◆ Exercise requirements
Among the lines below, which ones contain the word "認購比率"? Copy every such line.

━━━━

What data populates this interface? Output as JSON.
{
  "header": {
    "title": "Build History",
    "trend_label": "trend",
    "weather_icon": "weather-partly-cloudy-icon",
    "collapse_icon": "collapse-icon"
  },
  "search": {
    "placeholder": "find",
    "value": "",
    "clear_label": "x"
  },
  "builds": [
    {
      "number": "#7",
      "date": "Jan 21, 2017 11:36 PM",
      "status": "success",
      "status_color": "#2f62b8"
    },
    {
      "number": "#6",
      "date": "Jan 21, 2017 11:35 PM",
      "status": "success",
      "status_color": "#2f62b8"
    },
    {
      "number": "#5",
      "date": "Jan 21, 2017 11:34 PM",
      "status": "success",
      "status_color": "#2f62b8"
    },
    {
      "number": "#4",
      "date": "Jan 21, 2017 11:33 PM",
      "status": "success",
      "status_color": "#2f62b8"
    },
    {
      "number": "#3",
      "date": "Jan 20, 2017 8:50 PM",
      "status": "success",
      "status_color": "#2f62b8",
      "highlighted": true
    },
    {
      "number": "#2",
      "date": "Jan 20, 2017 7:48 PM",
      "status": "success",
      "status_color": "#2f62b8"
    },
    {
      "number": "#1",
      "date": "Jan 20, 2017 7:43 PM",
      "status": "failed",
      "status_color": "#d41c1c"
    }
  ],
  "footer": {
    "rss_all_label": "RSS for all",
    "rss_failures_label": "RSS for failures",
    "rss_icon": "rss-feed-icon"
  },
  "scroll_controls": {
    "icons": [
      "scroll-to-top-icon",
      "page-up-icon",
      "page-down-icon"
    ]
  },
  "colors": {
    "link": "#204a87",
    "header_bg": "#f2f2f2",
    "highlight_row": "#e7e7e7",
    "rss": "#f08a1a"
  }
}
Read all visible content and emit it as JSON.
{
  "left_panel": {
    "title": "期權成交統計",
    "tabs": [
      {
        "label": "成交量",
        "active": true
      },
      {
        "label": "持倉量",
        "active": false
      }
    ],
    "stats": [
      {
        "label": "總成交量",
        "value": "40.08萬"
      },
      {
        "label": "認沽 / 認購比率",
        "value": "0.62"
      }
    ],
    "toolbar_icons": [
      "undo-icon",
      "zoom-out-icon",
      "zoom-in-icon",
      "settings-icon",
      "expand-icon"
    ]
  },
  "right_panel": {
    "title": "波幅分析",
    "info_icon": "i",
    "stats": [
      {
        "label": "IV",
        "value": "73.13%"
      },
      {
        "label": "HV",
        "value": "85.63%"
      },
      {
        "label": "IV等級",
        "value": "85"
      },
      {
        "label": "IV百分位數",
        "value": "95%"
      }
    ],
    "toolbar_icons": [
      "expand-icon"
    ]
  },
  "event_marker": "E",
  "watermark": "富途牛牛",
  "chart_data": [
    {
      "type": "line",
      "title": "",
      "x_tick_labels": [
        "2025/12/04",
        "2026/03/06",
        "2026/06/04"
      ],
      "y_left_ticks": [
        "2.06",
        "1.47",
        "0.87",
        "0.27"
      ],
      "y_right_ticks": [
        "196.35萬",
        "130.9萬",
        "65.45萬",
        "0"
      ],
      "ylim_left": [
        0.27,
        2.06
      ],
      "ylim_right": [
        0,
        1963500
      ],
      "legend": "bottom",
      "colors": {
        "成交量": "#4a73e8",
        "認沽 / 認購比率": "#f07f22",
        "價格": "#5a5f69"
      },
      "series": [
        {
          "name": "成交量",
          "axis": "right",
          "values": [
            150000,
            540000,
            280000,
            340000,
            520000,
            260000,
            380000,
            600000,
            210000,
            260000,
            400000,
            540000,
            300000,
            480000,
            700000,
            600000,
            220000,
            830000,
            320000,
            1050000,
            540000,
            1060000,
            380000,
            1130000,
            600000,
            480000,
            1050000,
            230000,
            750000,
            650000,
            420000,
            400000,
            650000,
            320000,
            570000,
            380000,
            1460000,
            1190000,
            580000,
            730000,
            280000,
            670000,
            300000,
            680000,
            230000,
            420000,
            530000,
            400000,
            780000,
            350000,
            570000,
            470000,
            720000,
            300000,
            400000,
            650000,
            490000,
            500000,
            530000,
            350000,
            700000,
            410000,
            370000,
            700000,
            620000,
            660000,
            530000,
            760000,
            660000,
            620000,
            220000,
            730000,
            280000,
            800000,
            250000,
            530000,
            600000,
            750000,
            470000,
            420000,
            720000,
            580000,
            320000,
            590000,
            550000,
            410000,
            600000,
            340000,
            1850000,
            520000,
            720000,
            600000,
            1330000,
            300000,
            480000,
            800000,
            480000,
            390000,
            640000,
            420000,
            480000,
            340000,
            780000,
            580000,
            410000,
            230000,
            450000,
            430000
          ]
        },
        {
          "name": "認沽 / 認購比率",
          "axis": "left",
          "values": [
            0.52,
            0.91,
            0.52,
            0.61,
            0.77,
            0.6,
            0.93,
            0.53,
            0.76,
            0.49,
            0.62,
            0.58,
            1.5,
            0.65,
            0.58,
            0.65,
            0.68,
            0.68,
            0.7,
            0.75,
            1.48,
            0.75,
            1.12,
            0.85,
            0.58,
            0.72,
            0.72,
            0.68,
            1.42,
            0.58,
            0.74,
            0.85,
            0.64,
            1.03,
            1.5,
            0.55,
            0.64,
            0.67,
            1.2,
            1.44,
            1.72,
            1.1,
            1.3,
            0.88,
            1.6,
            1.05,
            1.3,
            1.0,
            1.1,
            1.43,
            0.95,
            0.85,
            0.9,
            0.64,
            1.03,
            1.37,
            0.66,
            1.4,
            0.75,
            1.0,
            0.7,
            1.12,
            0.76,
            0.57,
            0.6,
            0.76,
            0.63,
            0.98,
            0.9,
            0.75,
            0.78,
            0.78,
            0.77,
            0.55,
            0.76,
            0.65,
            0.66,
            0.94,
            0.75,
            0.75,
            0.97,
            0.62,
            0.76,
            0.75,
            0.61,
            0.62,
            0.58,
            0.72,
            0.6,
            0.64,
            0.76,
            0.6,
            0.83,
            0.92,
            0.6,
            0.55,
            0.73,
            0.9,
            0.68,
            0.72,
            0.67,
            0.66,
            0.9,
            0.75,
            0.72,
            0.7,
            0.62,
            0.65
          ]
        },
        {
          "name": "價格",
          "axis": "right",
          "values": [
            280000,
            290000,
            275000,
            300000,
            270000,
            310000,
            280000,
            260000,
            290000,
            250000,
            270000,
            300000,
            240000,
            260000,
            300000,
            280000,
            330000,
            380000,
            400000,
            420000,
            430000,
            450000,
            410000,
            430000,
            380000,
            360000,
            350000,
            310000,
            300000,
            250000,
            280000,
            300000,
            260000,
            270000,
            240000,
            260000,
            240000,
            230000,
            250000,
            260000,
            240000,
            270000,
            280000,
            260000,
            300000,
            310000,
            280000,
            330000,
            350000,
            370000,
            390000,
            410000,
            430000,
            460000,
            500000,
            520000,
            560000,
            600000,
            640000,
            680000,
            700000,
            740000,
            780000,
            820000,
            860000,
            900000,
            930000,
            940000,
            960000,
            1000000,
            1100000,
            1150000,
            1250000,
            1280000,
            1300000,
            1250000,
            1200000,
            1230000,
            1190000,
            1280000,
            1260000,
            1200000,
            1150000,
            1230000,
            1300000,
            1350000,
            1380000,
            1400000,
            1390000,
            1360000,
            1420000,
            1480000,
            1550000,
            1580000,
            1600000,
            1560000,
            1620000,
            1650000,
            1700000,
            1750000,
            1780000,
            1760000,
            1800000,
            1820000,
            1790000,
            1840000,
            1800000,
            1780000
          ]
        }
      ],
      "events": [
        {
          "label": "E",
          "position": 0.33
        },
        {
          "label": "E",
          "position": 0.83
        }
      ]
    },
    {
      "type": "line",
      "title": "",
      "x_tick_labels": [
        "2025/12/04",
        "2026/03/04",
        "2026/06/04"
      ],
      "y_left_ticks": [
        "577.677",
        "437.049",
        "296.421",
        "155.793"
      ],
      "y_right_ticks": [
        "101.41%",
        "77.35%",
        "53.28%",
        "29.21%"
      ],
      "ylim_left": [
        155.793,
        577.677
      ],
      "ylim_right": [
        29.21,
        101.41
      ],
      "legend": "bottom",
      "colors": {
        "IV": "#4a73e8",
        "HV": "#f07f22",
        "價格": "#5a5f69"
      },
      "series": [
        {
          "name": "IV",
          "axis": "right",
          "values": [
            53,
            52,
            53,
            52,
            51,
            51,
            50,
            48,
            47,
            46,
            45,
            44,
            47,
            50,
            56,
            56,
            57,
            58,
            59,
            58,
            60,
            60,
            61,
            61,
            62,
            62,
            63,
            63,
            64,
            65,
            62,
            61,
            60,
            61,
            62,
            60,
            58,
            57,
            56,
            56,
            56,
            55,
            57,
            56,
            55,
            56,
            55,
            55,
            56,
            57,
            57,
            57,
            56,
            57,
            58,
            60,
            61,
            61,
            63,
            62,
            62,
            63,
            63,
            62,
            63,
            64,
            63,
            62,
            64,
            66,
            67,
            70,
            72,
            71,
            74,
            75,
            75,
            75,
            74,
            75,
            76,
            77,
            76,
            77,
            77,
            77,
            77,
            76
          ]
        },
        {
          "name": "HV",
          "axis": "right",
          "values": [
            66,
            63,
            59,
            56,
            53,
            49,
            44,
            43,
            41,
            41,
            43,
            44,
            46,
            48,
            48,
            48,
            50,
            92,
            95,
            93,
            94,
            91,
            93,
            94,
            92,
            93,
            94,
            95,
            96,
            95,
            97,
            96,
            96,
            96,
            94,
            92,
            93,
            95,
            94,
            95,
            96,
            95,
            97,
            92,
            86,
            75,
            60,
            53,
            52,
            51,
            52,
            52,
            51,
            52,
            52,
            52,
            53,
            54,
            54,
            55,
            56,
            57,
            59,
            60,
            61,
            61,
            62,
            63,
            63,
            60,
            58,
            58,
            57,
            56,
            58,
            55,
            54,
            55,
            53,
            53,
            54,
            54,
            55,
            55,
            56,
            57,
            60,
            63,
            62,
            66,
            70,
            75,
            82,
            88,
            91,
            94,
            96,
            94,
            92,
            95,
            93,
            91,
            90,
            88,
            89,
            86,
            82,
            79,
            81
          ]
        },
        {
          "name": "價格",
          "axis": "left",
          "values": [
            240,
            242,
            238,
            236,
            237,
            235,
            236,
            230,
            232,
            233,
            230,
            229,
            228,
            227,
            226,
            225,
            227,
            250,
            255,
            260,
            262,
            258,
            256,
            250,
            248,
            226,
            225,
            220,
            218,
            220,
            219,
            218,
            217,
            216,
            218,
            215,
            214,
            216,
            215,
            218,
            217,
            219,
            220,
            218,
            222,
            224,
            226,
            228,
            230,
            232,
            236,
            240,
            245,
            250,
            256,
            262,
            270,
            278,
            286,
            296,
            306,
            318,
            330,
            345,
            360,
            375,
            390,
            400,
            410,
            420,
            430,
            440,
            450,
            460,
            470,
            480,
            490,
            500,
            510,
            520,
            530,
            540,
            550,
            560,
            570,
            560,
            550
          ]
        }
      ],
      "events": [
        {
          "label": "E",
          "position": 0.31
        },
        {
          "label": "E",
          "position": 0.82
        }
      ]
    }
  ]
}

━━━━

◆ Answer space
        "label": "認沽 / 認購比率",
        "認沽 / 認購比率": "#f07f22",
          "name": "認沽 / 認購比率",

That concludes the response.